A thriving port before it was eclipsed by nearby Da Nang, Hoi An’s Old Quarter preserves a unique cultural legacy spanning more than three hundred years of colonial trade. Wandering its grid of 17th-century streets, you’ll pass some fine examples of old tube houses, Chinese pagodas, elaborately decorated community halls and shrines, and a wonderful Japanese-covered bridge, as well as a restored French enclave. Tourism has certainly made its mark here, but most of the town is traffic free and ideal for relaxed wandering.
Savour the traditional Vietnamese atmosphere of the riverfront and market district and the old-world, hybrid charm of antique houses. Or shop for locally made art, crafts and silk garments, displayed in numerous boutiques around the backstreets. Hoi An’s traditional tea shops and restaurants are also good places to sample local dishes such as spicy steamed mackerel in banana leaf, cau lau noodles, and white-rose dumplings.

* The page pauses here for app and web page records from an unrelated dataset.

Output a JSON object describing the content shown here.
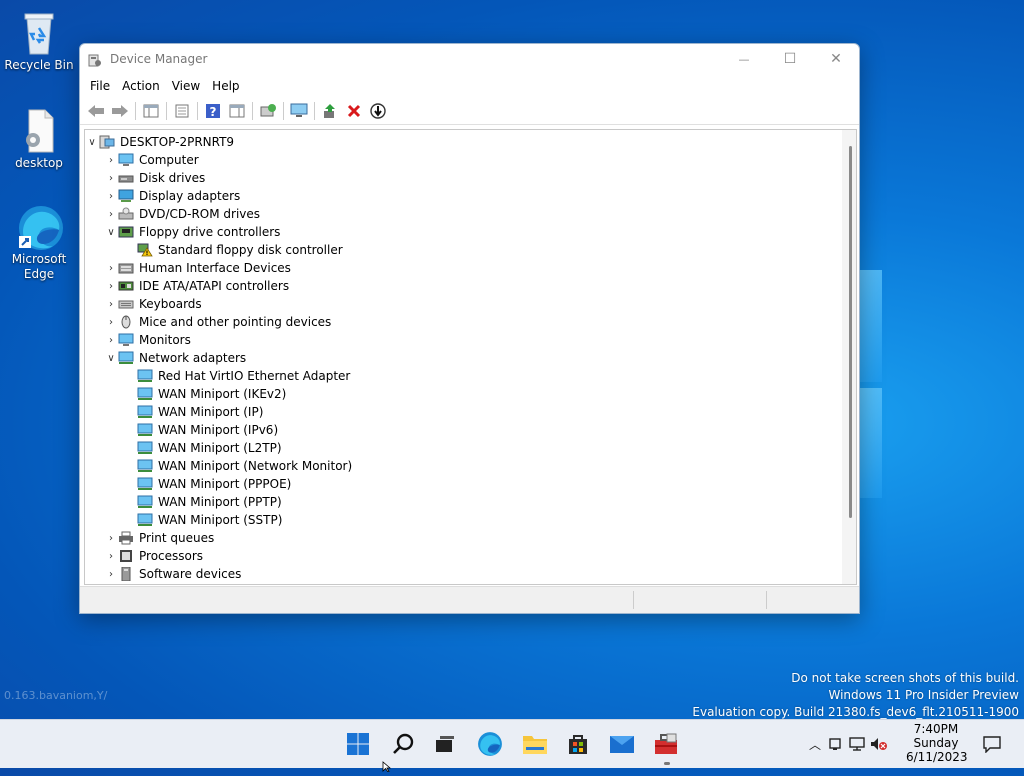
{
  "desktop": {
    "icons": [
      {
        "label": "Recycle Bin"
      },
      {
        "label": "desktop"
      },
      {
        "label": "Microsoft Edge"
      }
    ],
    "faint_text": "0.163.bavaniom,Y/"
  },
  "window": {
    "title": "Device Manager",
    "controls": {
      "minimize": "—",
      "maximize": "☐",
      "close": "✕"
    },
    "menu": [
      "File",
      "Action",
      "View",
      "Help"
    ],
    "tree": {
      "root": "DESKTOP-2PRNRT9",
      "items": [
        {
          "label": "Computer",
          "state": "collapsed",
          "icon": "computer-icon"
        },
        {
          "label": "Disk drives",
          "state": "collapsed",
          "icon": "disk-drive-icon"
        },
        {
          "label": "Display adapters",
          "state": "collapsed",
          "icon": "display-adapter-icon"
        },
        {
          "label": "DVD/CD-ROM drives",
          "state": "collapsed",
          "icon": "dvd-drive-icon"
        },
        {
          "label": "Floppy drive controllers",
          "state": "expanded",
          "icon": "floppy-controller-icon",
          "children": [
            {
              "label": "Standard floppy disk controller",
              "icon": "warning-device-icon"
            }
          ]
        },
        {
          "label": "Human Interface Devices",
          "state": "collapsed",
          "icon": "hid-icon"
        },
        {
          "label": "IDE ATA/ATAPI controllers",
          "state": "collapsed",
          "icon": "ide-controller-icon"
        },
        {
          "label": "Keyboards",
          "state": "collapsed",
          "icon": "keyboard-icon"
        },
        {
          "label": "Mice and other pointing devices",
          "state": "collapsed",
          "icon": "mouse-icon"
        },
        {
          "label": "Monitors",
          "state": "collapsed",
          "icon": "monitor-icon"
        },
        {
          "label": "Network adapters",
          "state": "expanded",
          "icon": "network-adapter-icon",
          "children": [
            {
              "label": "Red Hat VirtIO Ethernet Adapter",
              "icon": "network-adapter-icon"
            },
            {
              "label": "WAN Miniport (IKEv2)",
              "icon": "network-adapter-icon"
            },
            {
              "label": "WAN Miniport (IP)",
              "icon": "network-adapter-icon"
            },
            {
              "label": "WAN Miniport (IPv6)",
              "icon": "network-adapter-icon"
            },
            {
              "label": "WAN Miniport (L2TP)",
              "icon": "network-adapter-icon"
            },
            {
              "label": "WAN Miniport (Network Monitor)",
              "icon": "network-adapter-icon"
            },
            {
              "label": "WAN Miniport (PPPOE)",
              "icon": "network-adapter-icon"
            },
            {
              "label": "WAN Miniport (PPTP)",
              "icon": "network-adapter-icon"
            },
            {
              "label": "WAN Miniport (SSTP)",
              "icon": "network-adapter-icon"
            }
          ]
        },
        {
          "label": "Print queues",
          "state": "collapsed",
          "icon": "printer-icon"
        },
        {
          "label": "Processors",
          "state": "collapsed",
          "icon": "processor-icon"
        },
        {
          "label": "Software devices",
          "state": "collapsed",
          "icon": "software-device-icon"
        }
      ]
    }
  },
  "watermark": {
    "line1": "Do not take screen shots of this build.",
    "line2": "Windows 11 Pro Insider Preview",
    "line3": "Evaluation copy. Build 21380.fs_dev6_flt.210511-1900"
  },
  "taskbar": {
    "clock": {
      "time": "7:40PM",
      "day": "Sunday",
      "date": "6/11/2023"
    }
  },
  "colors": {
    "accent": "#0a78d8",
    "window_border": "#9db5cf",
    "taskbar": "#eaeef5"
  }
}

Hoi An has two distinct seasons, the dry and the wet. It is best to stick to the dry season, between December and July. As a riverside town, it is particularly vulnerable in the rainy season and generally floods annually in October and November so is best avoided at this time. Typhoons may also ravage the coastline hear between August and November.